Caregiving for a parent is no easy task. It requires a not-so-subtle shift from the typical child/parent relationship to one of a caregiver and recipient of care. For families, this can be a tough thing to grasp. While rewarding, caregiving comes with its fair share of stress and guilt for the child – especially if they are also maintaining a family and working in a career.
From the stress of caregiving, many children decide that it is best to explore other options like assisted living and memory care communities. Through moving their mom or dad into a senior living community, the caregiver relationship can shift back into one of a child and parent. This change can be emotional and even awkward at first, so we have put together some tips on how to rekindle this relationship with your parent.
Let Go of the Guilt
One of the things we hear regularly is about the guilt associated with not being able to be a caregiver for their parent. There is no need to feel guilty about this. You have recognized that the best way to get mom or dad the best care possible is to reach out for help. Try to let go of this self-imposed guilt and grief associated with this lifestyle change.
Plan a Day Out
Many communities like Oaks Senior Living allow our residents to go out with their family members whenever they would like. To help rekindle your child/parent relationship – go out and do the things you both love for the day. Go for a nice lunch, see a movie, or enjoy the outdoors. We understand that participating in regular activities and having a happy day helps repair that relationship.
Spend a Day at the Community
If one of the emotions you are feeling is worry – spend the day in the community. Meeting your parent's friends and seeing how team members interact with residents is a great way to alleviate the worry that your parent is not being cared for properly. At Oaks Senior Living, we encourage family members to join us for a day and participate in our activities.

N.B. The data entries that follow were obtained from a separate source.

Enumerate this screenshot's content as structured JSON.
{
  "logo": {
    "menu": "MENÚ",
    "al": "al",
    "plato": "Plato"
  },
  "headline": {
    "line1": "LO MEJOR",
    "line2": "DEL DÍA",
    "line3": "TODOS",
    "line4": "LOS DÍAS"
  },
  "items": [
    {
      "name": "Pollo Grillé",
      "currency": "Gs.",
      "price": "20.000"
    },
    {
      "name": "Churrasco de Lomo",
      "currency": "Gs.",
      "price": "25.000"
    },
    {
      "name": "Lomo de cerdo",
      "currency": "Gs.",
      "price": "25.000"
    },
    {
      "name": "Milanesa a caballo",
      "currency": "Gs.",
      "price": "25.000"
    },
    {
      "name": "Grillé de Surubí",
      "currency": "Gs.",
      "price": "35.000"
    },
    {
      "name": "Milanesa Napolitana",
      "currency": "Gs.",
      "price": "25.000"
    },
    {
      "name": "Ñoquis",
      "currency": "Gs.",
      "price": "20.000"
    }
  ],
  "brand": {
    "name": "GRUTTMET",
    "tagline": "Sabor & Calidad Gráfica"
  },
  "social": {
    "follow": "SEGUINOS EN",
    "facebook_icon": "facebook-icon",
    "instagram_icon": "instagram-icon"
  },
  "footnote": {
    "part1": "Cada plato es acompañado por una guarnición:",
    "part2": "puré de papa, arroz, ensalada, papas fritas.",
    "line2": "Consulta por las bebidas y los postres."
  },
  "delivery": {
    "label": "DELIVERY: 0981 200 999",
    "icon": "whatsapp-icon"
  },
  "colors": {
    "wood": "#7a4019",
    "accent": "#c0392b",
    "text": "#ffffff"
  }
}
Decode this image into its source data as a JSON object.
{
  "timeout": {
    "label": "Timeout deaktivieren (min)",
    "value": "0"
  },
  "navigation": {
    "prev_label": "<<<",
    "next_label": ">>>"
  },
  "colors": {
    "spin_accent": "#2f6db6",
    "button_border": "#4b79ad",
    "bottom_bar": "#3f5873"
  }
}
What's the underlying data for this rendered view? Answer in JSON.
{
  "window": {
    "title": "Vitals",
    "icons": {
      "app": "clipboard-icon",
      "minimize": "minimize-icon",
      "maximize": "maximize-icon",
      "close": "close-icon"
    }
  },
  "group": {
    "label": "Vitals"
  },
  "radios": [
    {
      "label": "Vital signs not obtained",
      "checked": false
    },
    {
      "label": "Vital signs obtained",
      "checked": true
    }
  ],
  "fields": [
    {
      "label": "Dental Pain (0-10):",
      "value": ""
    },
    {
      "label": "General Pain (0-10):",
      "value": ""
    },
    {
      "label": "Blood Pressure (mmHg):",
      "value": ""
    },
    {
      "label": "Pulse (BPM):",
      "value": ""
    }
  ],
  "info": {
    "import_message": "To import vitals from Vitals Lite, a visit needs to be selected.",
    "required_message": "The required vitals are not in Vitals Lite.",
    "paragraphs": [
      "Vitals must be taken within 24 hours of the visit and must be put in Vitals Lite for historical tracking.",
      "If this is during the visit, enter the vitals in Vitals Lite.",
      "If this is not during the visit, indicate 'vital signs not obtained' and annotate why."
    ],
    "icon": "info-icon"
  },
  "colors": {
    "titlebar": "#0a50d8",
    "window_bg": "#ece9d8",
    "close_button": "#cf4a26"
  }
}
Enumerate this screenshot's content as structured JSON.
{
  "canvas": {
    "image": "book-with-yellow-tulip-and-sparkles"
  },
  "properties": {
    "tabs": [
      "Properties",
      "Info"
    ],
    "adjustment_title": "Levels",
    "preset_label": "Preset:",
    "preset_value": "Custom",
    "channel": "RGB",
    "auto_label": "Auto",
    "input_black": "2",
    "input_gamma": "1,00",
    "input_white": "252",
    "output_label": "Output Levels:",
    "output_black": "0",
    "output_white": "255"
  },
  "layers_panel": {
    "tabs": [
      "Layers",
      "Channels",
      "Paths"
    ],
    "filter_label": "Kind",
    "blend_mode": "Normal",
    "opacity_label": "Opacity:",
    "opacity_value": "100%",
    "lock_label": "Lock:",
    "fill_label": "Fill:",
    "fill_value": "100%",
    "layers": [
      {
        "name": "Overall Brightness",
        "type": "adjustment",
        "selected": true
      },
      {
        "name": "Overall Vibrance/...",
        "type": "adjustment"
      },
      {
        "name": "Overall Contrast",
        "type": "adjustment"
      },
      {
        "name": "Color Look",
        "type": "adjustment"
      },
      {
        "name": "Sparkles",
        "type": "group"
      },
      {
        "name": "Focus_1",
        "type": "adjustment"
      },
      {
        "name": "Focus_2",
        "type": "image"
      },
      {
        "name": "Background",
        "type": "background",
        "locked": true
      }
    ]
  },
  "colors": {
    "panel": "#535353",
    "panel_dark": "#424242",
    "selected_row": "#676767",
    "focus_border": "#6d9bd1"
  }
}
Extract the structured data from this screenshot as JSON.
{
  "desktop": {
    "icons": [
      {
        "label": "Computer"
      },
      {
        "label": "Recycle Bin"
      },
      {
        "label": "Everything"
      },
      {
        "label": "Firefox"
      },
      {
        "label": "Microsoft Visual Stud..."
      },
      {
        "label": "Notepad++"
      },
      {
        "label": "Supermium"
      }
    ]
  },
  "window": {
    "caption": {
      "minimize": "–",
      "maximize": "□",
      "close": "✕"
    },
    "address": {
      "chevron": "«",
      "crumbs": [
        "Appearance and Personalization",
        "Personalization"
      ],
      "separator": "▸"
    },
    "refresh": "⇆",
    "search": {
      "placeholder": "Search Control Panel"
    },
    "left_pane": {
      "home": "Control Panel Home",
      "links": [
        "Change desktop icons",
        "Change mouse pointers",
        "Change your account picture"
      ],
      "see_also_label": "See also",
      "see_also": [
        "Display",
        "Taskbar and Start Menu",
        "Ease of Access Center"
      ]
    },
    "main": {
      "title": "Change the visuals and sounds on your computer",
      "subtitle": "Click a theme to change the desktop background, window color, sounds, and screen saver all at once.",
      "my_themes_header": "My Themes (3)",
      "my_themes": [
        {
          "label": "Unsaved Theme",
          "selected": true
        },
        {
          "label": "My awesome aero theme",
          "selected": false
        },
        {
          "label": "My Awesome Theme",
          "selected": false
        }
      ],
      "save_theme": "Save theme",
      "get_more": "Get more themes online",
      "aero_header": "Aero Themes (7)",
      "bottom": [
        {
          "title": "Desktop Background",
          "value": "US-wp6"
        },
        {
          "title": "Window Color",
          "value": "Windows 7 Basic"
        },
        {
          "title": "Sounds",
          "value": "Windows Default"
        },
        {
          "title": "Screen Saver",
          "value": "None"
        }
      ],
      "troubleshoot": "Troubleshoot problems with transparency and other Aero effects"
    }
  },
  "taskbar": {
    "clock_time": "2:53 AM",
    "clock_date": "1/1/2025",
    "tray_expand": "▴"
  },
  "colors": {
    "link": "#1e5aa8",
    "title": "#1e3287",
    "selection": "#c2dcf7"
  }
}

Let Yourself Be a Kid Again
If the relationship is still strained and revolving all around your parent's care, you can try purposely shying away from those conversations. Instead, tell them about your day, what's going on in your life and how other family members are doing. Even if they seem like mundane details, it harkens back to the conversations had over the dinner table.
We would love to meet you! Stop by one of our communities or attend one of our caregiver support meetings to meet our team members.